24 AUGUST 2020
© 2022 Business Travel News Ltd.
The UK airline industry is in crisis, its leaders working behind closed doors, and not visible.
The Government turns away, seemingly ignoring the near fatal collapse of Britain’s airlines and the consequences to the UK economy. Ministerial action is needed now!
Business Travel News would like to put forward two therapies which will not cure the problems, but will at least send out the right messages.
As a well-known brand continues to say ‘every little helps’.
Firstly, cancel Air Passenger Duty (APD) on a temporary basis. Yes, this has been vigorously lobbied by various groups at Whitehall, but with no success. See BTN 6 July.
It is far from the solution on how to get the passengers moving through the airports but what it does is show globally that this Government is very aware of the value of the airports, and its user airlines, UK-registered and international. It demonstrates that we are open for business, are dealing with Covid-19 in an incisive manner and welcoming guests. This needs to get out globally. Heathrow is ready to take up guard duty (as noted in this issue) and the other gateways will follow.
Our second suggestion is for the leaders of our airlines and airports to fly, where they can, and speak up for the country, act as ambassadors and send the message that Britain is not a closed shop. Once again this is a world-wide memo. For the British air transport bosses to be seen at other world-wide centres must be good news. The Transport Minister and CAA chairman should join them, and if the airlines cannot agree on which carrier to use the RAF’s Airbus A330 Voyager aircraft needs to be made available. Bring the media too.
But first the Transport Secretary and the Aviation Minister need to get to the London airports, show a face, take a flight and then do the same at the other end.
These are catastrophic times. Exceptional action is needed. Now!
See also John Holland-Kaye Live – in this week's BTN.
All comments are filtered to exclude any excesses but the Editor does not have to agree with what is being said. 100 words maximum
Malcolm Ginsberg, London
What Mr Cryan fails to point out is a tax is a tax and at the end of the day it is the passenger who will have to pay, no matter which way it is applied.

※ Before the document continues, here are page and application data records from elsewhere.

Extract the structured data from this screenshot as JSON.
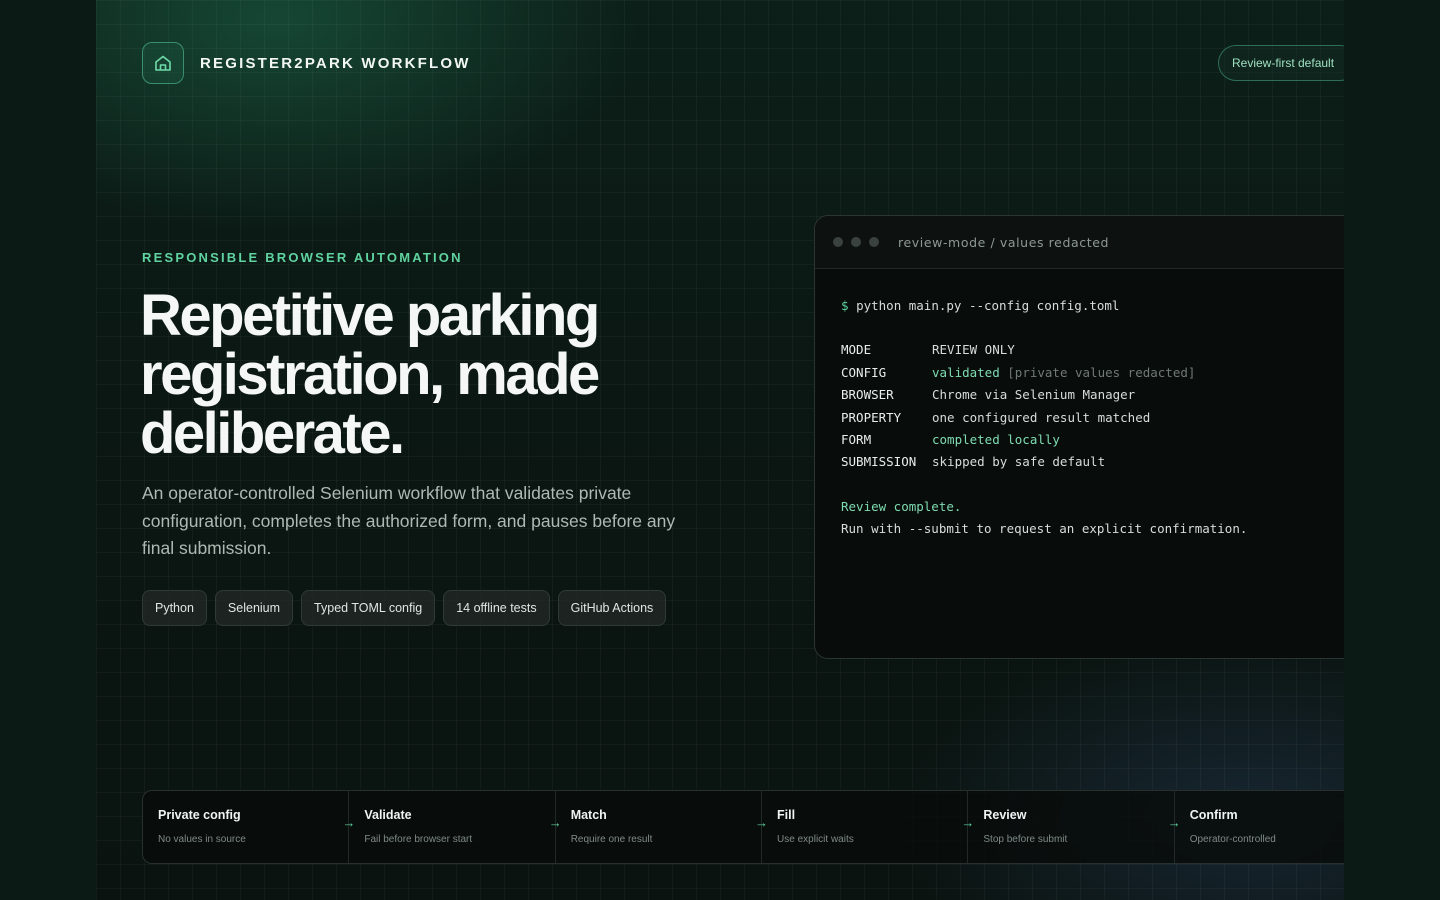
{
  "header": {
    "brand_name": "REGISTER2PARK WORKFLOW",
    "brand_icon": "home-icon",
    "badge": "Review-first default"
  },
  "hero": {
    "eyebrow": "RESPONSIBLE BROWSER AUTOMATION",
    "headline": "Repetitive parking registration, made deliberate.",
    "lede": "An operator-controlled Selenium workflow that validates private configuration, completes the authorized form, and pauses before any final submission.",
    "tags": [
      "Python",
      "Selenium",
      "Typed TOML config",
      "14 offline tests",
      "GitHub Actions"
    ]
  },
  "terminal": {
    "title": "review-mode / values redacted",
    "prompt_symbol": "$",
    "command": "python main.py --config config.toml",
    "rows": [
      {
        "key": "MODE",
        "value": "REVIEW ONLY",
        "extra": ""
      },
      {
        "key": "CONFIG",
        "value": "validated",
        "extra": "[private values redacted]"
      },
      {
        "key": "BROWSER",
        "value": "Chrome via Selenium Manager",
        "extra": ""
      },
      {
        "key": "PROPERTY",
        "value": "one configured result matched",
        "extra": ""
      },
      {
        "key": "FORM",
        "value": "completed locally",
        "extra": ""
      },
      {
        "key": "SUBMISSION",
        "value": "skipped by safe default",
        "extra": ""
      }
    ],
    "summary": "Review complete.",
    "hint": "Run with --submit to request an explicit confirmation."
  },
  "steps": [
    {
      "title": "Private config",
      "sub": "No values in source"
    },
    {
      "title": "Validate",
      "sub": "Fail before browser start"
    },
    {
      "title": "Match",
      "sub": "Require one result"
    },
    {
      "title": "Fill",
      "sub": "Use explicit waits"
    },
    {
      "title": "Review",
      "sub": "Stop before submit"
    },
    {
      "title": "Confirm",
      "sub": "Operator-controlled"
    }
  ],
  "arrow_glyph": "→",
  "colors": {
    "accent": "#5fd3a0",
    "background": "#0a1612",
    "terminal_bg": "#080c0b"
  }
}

Not the airline
Stephen Cryan, San Sebastian, Spain.
APD is a personal polltax and so should be abolished. Air passengers do not pollute only aircraft(in their design) and the engines in their fuel consumption and efficiency. So the taxes should be on the airlines not the passengers. Aircraft should pay VAT on fuel at the same rate as other means of transport.(At the moment I believe they pay no VAT). Also a special green tax should be applied to ALL aircraft. Its application should be determined by the noise produced by both airframes and engines, but also on fuel consumption and the resulting fumes produced. That way you will see a speedier introduction of fuel efficient aircraft. Also the Treasury will have no reason to complain if the taxes are applied correctly.

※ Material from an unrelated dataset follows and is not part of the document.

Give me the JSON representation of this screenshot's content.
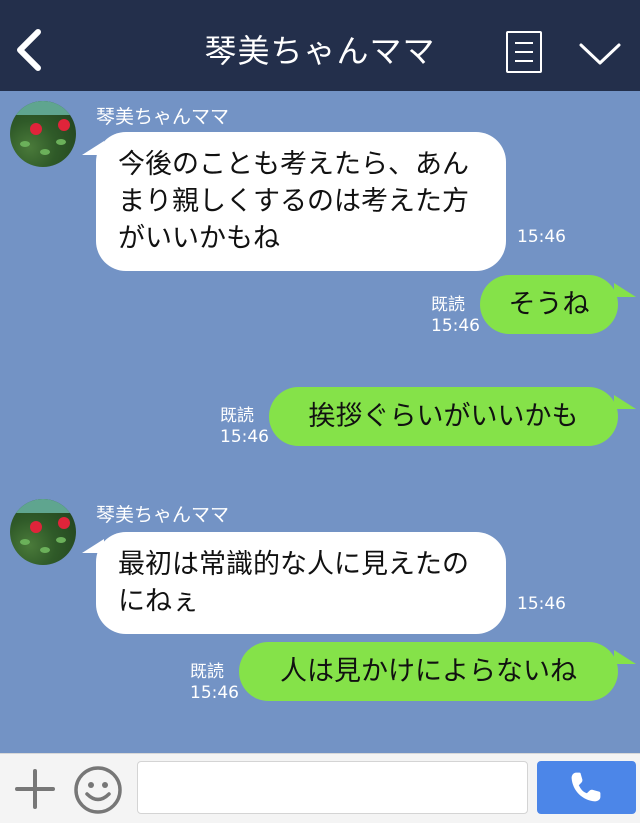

Mike Pitman, Jersey
Two things: were APD truly being used solely for green purposes then it would have stayed low. It is a useful cash cow for your government. Secondly until the UK populations comes out of hiding and goes back to work, then the countrt is effectively closed. Who would risk coming to the UK when contradictory advice is being put out on a daily basis.
William Bell, Chester
APD was introduced in 2007 to cut aircraft carbon dioxide emissions. Since there is now no flying the Government can justify its removal.
Julian Adams, London
I doubt if cancelling APD will make any difference, but it’s a gesture. Does the Government care?
John Smith, Kilburn - London
APD yes. Government should have done ages ago. VIP trips no go. If they had gone to Croatia last week it would have been a waste of time. But LCY to Dundee why not. Or Heathrow to Edinburgh.